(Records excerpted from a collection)
+-------+

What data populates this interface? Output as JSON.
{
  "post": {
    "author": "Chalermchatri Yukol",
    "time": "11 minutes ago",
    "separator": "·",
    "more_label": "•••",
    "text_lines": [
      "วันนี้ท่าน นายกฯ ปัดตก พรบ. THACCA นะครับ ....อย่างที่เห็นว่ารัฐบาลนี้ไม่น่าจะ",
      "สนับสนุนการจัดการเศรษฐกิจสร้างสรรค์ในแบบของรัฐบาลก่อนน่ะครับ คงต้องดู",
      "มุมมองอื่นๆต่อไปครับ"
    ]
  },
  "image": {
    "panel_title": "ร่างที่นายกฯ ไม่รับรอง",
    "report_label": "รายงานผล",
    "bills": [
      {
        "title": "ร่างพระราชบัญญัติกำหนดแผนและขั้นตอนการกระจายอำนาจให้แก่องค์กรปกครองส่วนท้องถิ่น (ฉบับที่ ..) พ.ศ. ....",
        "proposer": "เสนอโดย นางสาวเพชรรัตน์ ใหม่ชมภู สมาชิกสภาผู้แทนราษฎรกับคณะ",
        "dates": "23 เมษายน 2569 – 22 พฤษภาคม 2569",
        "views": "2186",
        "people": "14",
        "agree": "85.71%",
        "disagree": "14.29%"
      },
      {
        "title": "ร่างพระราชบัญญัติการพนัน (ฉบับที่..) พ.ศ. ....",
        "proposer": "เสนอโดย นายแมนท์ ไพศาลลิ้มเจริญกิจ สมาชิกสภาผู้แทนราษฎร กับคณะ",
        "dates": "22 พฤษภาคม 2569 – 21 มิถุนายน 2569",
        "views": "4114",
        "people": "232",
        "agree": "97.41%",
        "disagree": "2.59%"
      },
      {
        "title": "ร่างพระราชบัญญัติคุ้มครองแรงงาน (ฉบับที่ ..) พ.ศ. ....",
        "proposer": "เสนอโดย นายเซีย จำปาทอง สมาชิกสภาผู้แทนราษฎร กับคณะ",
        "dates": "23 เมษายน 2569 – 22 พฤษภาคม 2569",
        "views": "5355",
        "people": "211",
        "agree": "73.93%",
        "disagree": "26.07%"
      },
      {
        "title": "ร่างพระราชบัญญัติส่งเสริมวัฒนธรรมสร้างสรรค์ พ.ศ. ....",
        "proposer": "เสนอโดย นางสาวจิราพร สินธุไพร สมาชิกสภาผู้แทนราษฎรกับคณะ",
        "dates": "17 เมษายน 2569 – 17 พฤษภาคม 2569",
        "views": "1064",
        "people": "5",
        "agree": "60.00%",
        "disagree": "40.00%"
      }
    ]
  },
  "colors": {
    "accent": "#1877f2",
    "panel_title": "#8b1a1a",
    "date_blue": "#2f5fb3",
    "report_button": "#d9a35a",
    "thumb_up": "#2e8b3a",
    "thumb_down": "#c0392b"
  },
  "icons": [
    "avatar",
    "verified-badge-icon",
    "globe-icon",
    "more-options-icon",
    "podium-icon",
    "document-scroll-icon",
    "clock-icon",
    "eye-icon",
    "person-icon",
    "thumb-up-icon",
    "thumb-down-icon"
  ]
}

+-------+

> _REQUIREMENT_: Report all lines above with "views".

> _OUTPUT FOR THIS EXERCISE_:
        "views": "2186",
        "views": "4114",
        "views": "5355",
        "views": "1064",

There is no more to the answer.